This is a brief overview of state management in Angular (or any front end application). It’s easy to get distracted by the intricacies that come along with front end development. There are so many little things that have to be done in front end development. We deal with pixels, percentages, view ports, accessibility, design, and the list goes on. So here’s a quick refresher on state management, a critical part of most applications.
What’s the problem?
Maintaining state in medium to large sized Angular applications can be a challenge. We load data from various API’s, after that we will typically:
- Map model properties to some more component/angular friendly properties.
- Spread the data out and add or extract what you need.
- Toggle other API calls.
From there, we figure out where to store the data. We can make an API call and simply store the data locally to some component. The problem with that? Chances are the component is not permanent. If it’s destroyed and re-initialized, you just have to go out and get that data from the API again.
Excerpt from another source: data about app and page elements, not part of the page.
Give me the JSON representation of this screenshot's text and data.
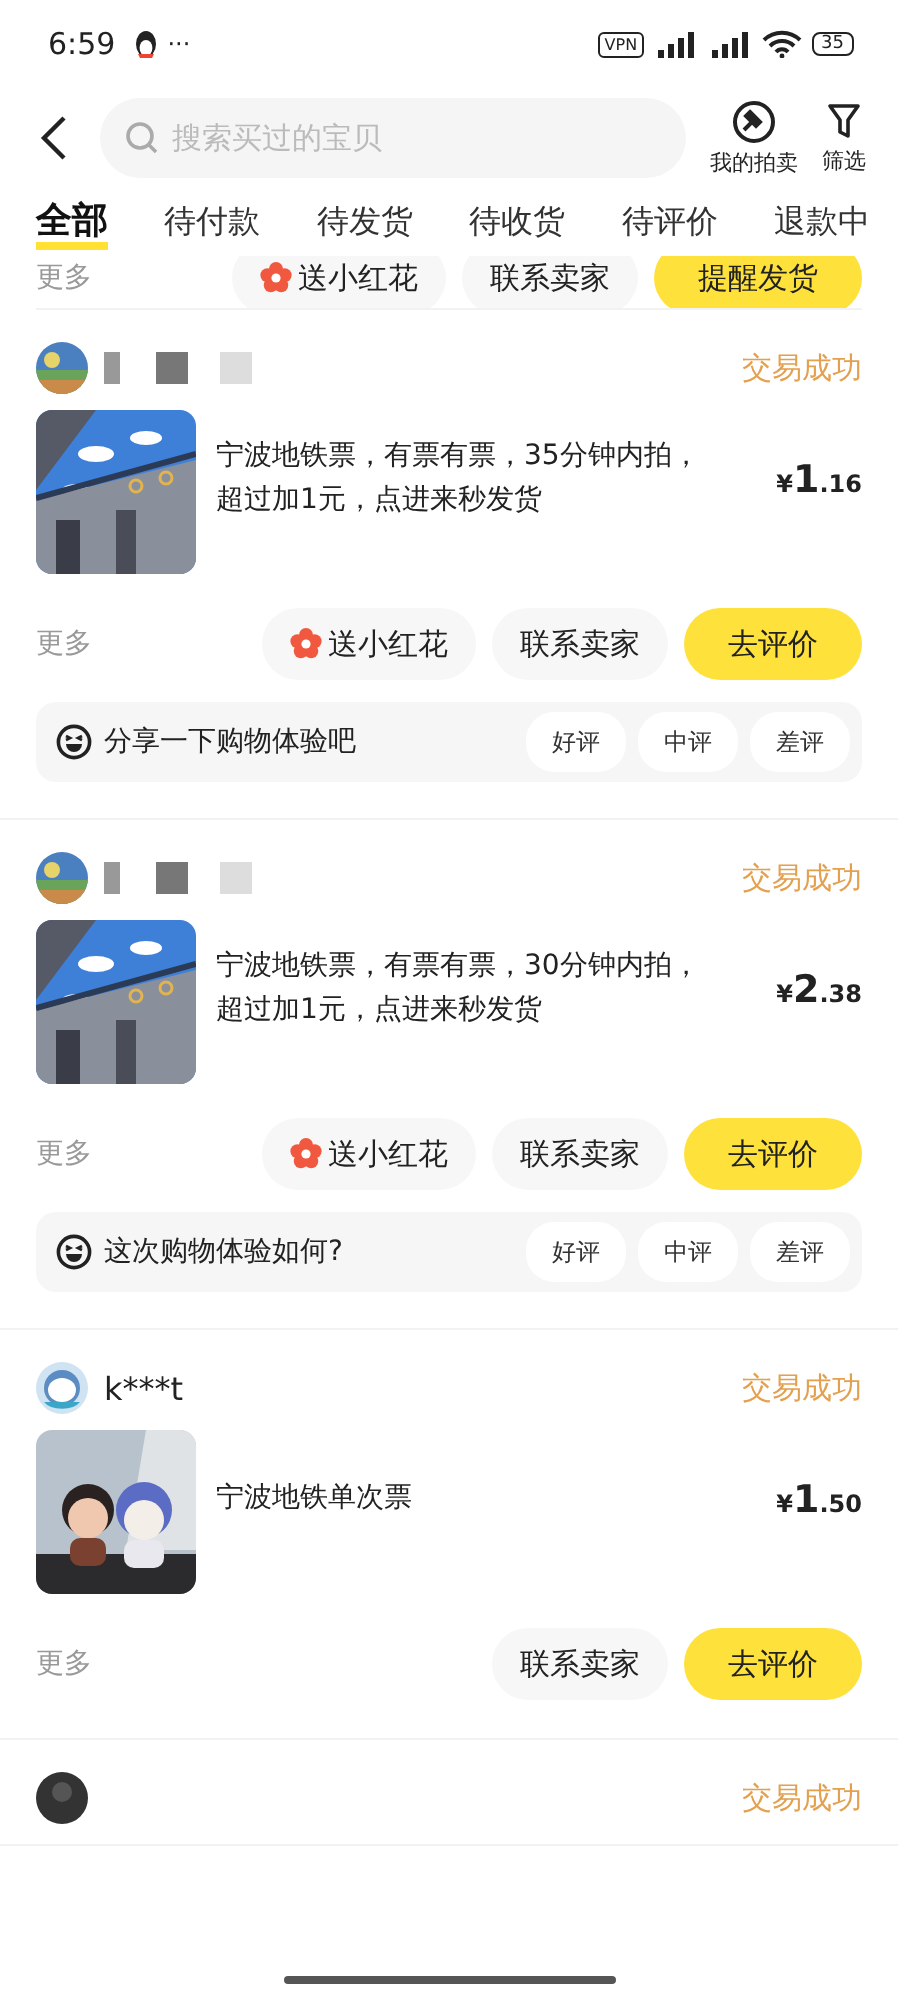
{
  "status_bar": {
    "time": "6:59",
    "more": "···",
    "vpn": "VPN",
    "battery": "35"
  },
  "header": {
    "search": {
      "placeholder": "搜索买过的宝贝"
    },
    "actions": [
      {
        "kind": "auction",
        "label": "我的拍卖"
      },
      {
        "kind": "filter",
        "label": "筛选"
      }
    ]
  },
  "tabs": [
    {
      "label": "全部",
      "selected": true
    },
    {
      "label": "待付款",
      "selected": false
    },
    {
      "label": "待发货",
      "selected": false
    },
    {
      "label": "待收货",
      "selected": false
    },
    {
      "label": "待评价",
      "selected": false
    },
    {
      "label": "退款中",
      "selected": false
    }
  ],
  "partial_actions": {
    "more": "更多",
    "buttons": [
      {
        "kind": "flower",
        "label": "送小红花"
      },
      {
        "kind": "plain",
        "label": "联系卖家"
      },
      {
        "kind": "primary",
        "label": "提醒发货"
      }
    ]
  },
  "orders": [
    {
      "seller": {
        "masked": true
      },
      "status": "交易成功",
      "product": {
        "kind": "picture",
        "title": "宁波地铁票，有票有票，35分钟内拍，超过加1元，点进来秒发货",
        "price": {
          "symbol": "¥",
          "integer": "1",
          "decimal": ".16"
        }
      },
      "more": "更多",
      "buttons": [
        {
          "kind": "flower",
          "label": "送小红花"
        },
        {
          "kind": "plain",
          "label": "联系卖家"
        },
        {
          "kind": "primary",
          "label": "去评价"
        }
      ],
      "feedback": {
        "prompt": "分享一下购物体验吧",
        "options": [
          "好评",
          "中评",
          "差评"
        ]
      }
    },
    {
      "seller": {
        "masked": true
      },
      "status": "交易成功",
      "product": {
        "kind": "picture",
        "title": "宁波地铁票，有票有票，30分钟内拍，超过加1元，点进来秒发货",
        "price": {
          "symbol": "¥",
          "integer": "2",
          "decimal": ".38"
        }
      },
      "more": "更多",
      "buttons": [
        {
          "kind": "flower",
          "label": "送小红花"
        },
        {
          "kind": "plain",
          "label": "联系卖家"
        },
        {
          "kind": "primary",
          "label": "去评价"
        }
      ],
      "feedback": {
        "prompt": "这次购物体验如何?",
        "options": [
          "好评",
          "中评",
          "差评"
        ]
      }
    },
    {
      "seller": {
        "name": "k***t",
        "masked": false
      },
      "status": "交易成功",
      "product": {
        "kind": "picture",
        "title": "宁波地铁单次票",
        "price": {
          "symbol": "¥",
          "integer": "1",
          "decimal": ".50"
        }
      },
      "more": "更多",
      "buttons": [
        {
          "kind": "plain",
          "label": "联系卖家"
        },
        {
          "kind": "primary",
          "label": "去评价"
        }
      ]
    },
    {
      "seller": {
        "masked": false
      },
      "status": "交易成功"
    }
  ]
}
A few ways to approach that state problem:
- Store the data in a higher level component where you’re “certain” the component will not be destroyed.
- Create a service (singleton for which ever module(s) you need it in). Store your data here so any component that has access to the service can access.
- Use some sort of state management library like NgRx, NgXs, etc…
All of these approaches are often used in conjunction. Store data in a component, and maybe let caching maintain the state. However, caching is often not an acceptable solution. If your data is likely to change, you can’t necessarily rely on cached data.
If you just use a service, you run the risk of losing track of how and when your data is being changed. Any component can access it, and as the application grows keeping checks and balances on your data becomes increasingly more difficult.
The idea of maintaining the state of your data is simple, but the simplicity quickly fades away as more developers are involved and the size of your application grows. People will make mistakes and mutate data that shouldn’t be mutated. Or make API calls that do not need to be duplicated.
As that is happening we have to think about how to handle intermediate states. The times we are waiting for data to come down the pipeline and the times when the pipeline breaks. Loading, errors, success, idle time. Those are what I call transient states, and we need a way to consistently handle those states at lowest and highest levels of the application.
Is there a solution?
I like to think so! If we look at all of the tools in our tool belt, we can come up with some creative solutions. For smaller applications, I recommend sticking with singletons. Where each service maps to whichever API it is pulling data from. In addition, that service can maintain flags for loading, errors, idle, and so on… If your data can afford it, then adding client side caching can increase the performance of your application dramatically. Each one of your services can have its own map where ever you are storing your cached data (local storage, locally scoped value, etc…). That map should handle storing the data, the max-age of your cached data, and a flag that will force the cached data to be ignored at the next request.
If you’ve got a larger application, some guidelines should be set for the application. The one-way data flow concept has a lot of benefits. It makes your data more predictable and makes it more difficult for interference from other components. The easiest way I’ve accomplished a protected one-way data flow is with NgRx. Dispatch an action, the effect of that action will make an API call, and then that data will be inserted into a store (basically just a dumb singleton). You then listen for that data reactively by selecting data from the store and then observing it.
Both of those solutions have issues. As stated before, just depending on services to maintain your data will more than likely result in inconsistent patterns and thus, mistakes. NgRx requires a lot of boiler plate code, and has a fairly steep learning curve if reactive programming is not something you are well practiced in.
In the end, if your application size dictates it, having strict patterns that NgRx enforces will benefit the maintainability and growth of the application. It creates a baseline of how data is managed and forces developers to follow patterns that are otherwise very difficult to follow. That doesn’t mean it has to be NgRx. There just has to be a pattern to it.
This is just part 1, I’ll be expanding on all of this soon so we can look into some common state management patterns a long with some tricks and tips.
I am most looking forward to explaining my approach on the transient states I mentioned above using NgRx.